Activity:
Except for the pictures, retype the records that follow exactly.

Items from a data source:
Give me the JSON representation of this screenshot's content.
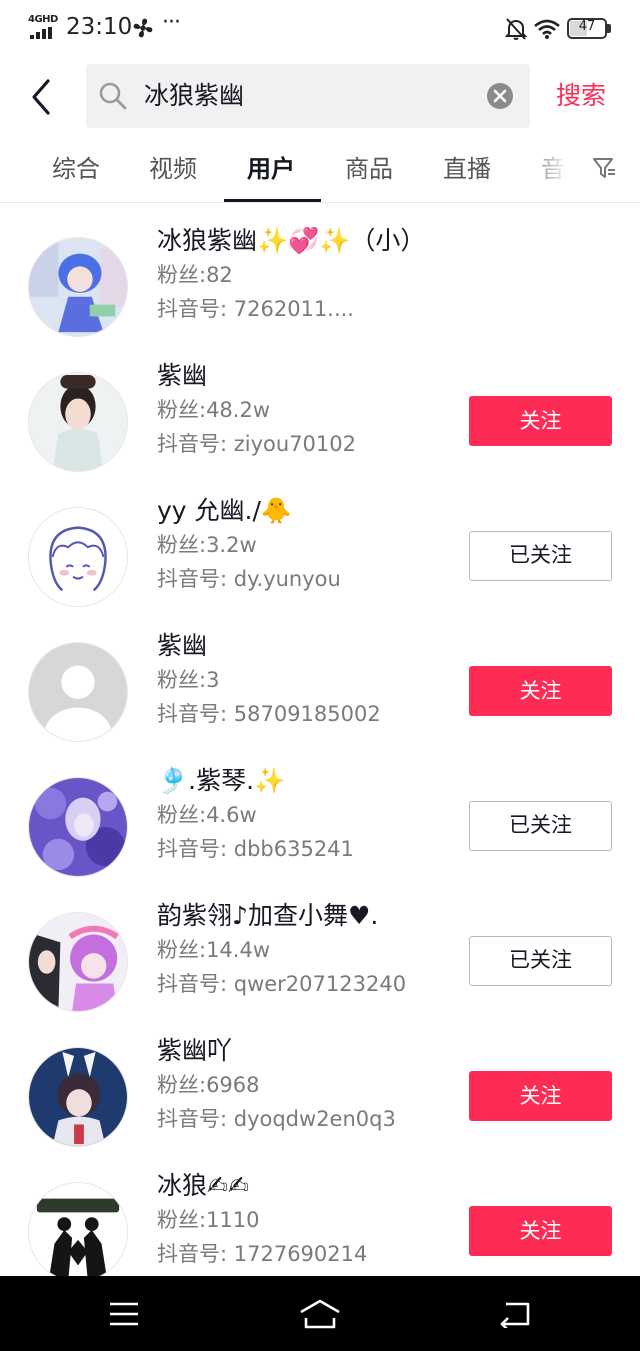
{
  "status_bar": {
    "network": "4GHD",
    "time": "23:10",
    "more": "···",
    "battery": "47"
  },
  "search": {
    "query": "冰狼紫幽",
    "action_label": "搜索"
  },
  "tabs": [
    {
      "label": "综合"
    },
    {
      "label": "视频"
    },
    {
      "label": "用户",
      "active": true
    },
    {
      "label": "商品"
    },
    {
      "label": "直播"
    },
    {
      "label": "音"
    }
  ],
  "users": [
    {
      "name": "冰狼紫幽✨💞✨（小）",
      "fans": "粉丝:82",
      "id": "抖音号: 7262011....",
      "button": ""
    },
    {
      "name": "紫幽",
      "fans": "粉丝:48.2w",
      "id": "抖音号: ziyou70102",
      "button": "关注"
    },
    {
      "name": "yy 允幽./🐥",
      "fans": "粉丝:3.2w",
      "id": "抖音号: dy.yunyou",
      "button": "已关注"
    },
    {
      "name": "紫幽",
      "fans": "粉丝:3",
      "id": "抖音号: 58709185002",
      "button": "关注"
    },
    {
      "name": "🎐.紫琴.✨",
      "fans": "粉丝:4.6w",
      "id": "抖音号: dbb635241",
      "button": "已关注"
    },
    {
      "name": "韵紫翎♪加查小舞♥.",
      "fans": "粉丝:14.4w",
      "id": "抖音号: qwer207123240",
      "button": "已关注"
    },
    {
      "name": "紫幽吖",
      "fans": "粉丝:6968",
      "id": "抖音号: dyoqdw2en0q3",
      "button": "关注"
    },
    {
      "name": "冰狼✍✍",
      "fans": "粉丝:1110",
      "id": "抖音号: 1727690214",
      "button": "关注"
    }
  ],
  "colors": {
    "accent": "#fe2c55",
    "text": "#161823",
    "secondary_text": "#7a7a7a"
  },
  "icons": [
    "signal-icon",
    "fan-icon",
    "mute-bell-icon",
    "wifi-icon",
    "battery-icon",
    "back-arrow-icon",
    "search-icon",
    "clear-icon",
    "filter-icon",
    "menu-icon",
    "home-icon",
    "return-icon"
  ]
}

Task output:
Give me the JSON representation of this screenshot's content.
{
  "status_bar": {
    "network": "4GHD",
    "time": "23:10",
    "more": "···",
    "battery": "47"
  },
  "search": {
    "query": "冰狼紫幽",
    "action_label": "搜索"
  },
  "tabs": [
    {
      "label": "综合"
    },
    {
      "label": "视频"
    },
    {
      "label": "用户",
      "active": true
    },
    {
      "label": "商品"
    },
    {
      "label": "直播"
    },
    {
      "label": "音"
    }
  ],
  "users": [
    {
      "name": "冰狼紫幽✨💞✨（小）",
      "fans": "粉丝:82",
      "id": "抖音号: 7262011....",
      "button": ""
    },
    {
      "name": "紫幽",
      "fans": "粉丝:48.2w",
      "id": "抖音号: ziyou70102",
      "button": "关注"
    },
    {
      "name": "yy 允幽./🐥",
      "fans": "粉丝:3.2w",
      "id": "抖音号: dy.yunyou",
      "button": "已关注"
    },
    {
      "name": "紫幽",
      "fans": "粉丝:3",
      "id": "抖音号: 58709185002",
      "button": "关注"
    },
    {
      "name": "🎐.紫琴.✨",
      "fans": "粉丝:4.6w",
      "id": "抖音号: dbb635241",
      "button": "已关注"
    },
    {
      "name": "韵紫翎♪加查小舞♥.",
      "fans": "粉丝:14.4w",
      "id": "抖音号: qwer207123240",
      "button": "已关注"
    },
    {
      "name": "紫幽吖",
      "fans": "粉丝:6968",
      "id": "抖音号: dyoqdw2en0q3",
      "button": "关注"
    },
    {
      "name": "冰狼✍✍",
      "fans": "粉丝:1110",
      "id": "抖音号: 1727690214",
      "button": "关注"
    }
  ],
  "colors": {
    "accent": "#fe2c55",
    "text": "#161823",
    "secondary_text": "#7a7a7a"
  },
  "icons": [
    "signal-icon",
    "fan-icon",
    "mute-bell-icon",
    "wifi-icon",
    "battery-icon",
    "back-arrow-icon",
    "search-icon",
    "clear-icon",
    "filter-icon",
    "menu-icon",
    "home-icon",
    "return-icon"
  ]
}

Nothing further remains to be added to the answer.